I always look forward to checking out the Chef’s special when I go into a restaurant. Often the Chef’s special is something a little different that highlights their talent as a chef. The dish is something that the Chef has created using his extensive knowledge of ingredients, flavors, and a talent to combine food, herbs, and spices in a way that tantalizes the taste buds. The Chef must also manage the kitchen crew and keep up with the demands of the restaurant to ensure a great restaurant experience for the patron.
Have you noticed that chain restaurants do not have Chef’s specials? They may have day of the week specials, but these are set every week. That is because the menu and the recipes are established by a corporate office and have proven to be true winners for the brand. The difference here is that the chains employ cooks. Those who can competently follow a recipe while keeping pace with the hustle and bustle of a restaurant.

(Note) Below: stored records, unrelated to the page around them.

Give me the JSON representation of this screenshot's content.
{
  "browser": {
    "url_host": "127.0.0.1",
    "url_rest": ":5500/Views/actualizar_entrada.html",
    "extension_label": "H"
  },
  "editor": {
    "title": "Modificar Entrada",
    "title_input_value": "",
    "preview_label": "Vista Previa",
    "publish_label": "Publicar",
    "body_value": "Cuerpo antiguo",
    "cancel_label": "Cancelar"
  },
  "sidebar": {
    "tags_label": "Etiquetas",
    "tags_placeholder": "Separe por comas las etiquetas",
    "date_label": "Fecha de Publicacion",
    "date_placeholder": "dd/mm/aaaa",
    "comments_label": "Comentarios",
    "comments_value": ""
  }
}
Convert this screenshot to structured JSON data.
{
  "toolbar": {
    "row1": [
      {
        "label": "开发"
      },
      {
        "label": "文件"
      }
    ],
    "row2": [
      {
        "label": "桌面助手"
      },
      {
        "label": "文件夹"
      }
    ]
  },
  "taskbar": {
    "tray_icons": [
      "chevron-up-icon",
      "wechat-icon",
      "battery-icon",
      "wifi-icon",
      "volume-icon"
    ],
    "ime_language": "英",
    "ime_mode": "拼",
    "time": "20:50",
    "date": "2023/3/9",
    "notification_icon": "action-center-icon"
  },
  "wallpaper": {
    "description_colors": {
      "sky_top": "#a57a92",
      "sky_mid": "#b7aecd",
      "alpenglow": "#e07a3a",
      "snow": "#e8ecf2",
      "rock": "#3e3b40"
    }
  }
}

The Chef will likely have a passion for food, experience in the kitchen, and advanced training from a culinary school, whereas the cook often found a job that they did reasonably well and has gained experience over time. (More on the difference between a Chef and Cook). Advance training often involves gaining a broader foundation of techniques and proven best practices of those great chefs that have gone before. These foundations make it easier for the Chef to create, innovate, and successfully adapt recipes. Does certification or graduation from the culinary school guarantee a competent chef? Does lack of a culinary program infer that someone would not be a competent chef? Absolutely not. The school may provide additional knowledge and tools to become a better chef, but some may inherently get this. On the same note, having the education may not be enough if the talent for food and kitchen management is not there. “A fool with a tool is still a fool”. My conclusion is that the combination of experience and education, mixed with natural talent, increases the likelihood of hiring the right candidate. Experience and education is what can be most effectively measured when recruiting.
Consider what candidates bring to the table in both experience and education when recruiting for your next position. Certification is an indicator of retaining and being able to apply learning at the conclusion of the educational experience, but not an end all to be all. The below chart should help you gauge how an individual’s education and experience qualifies them for that job you are looking to fill. But recruiting is always subjective, so don’t forget to use your instincts. Be sure you are getting the person you need. Often times a cook will better suit the need.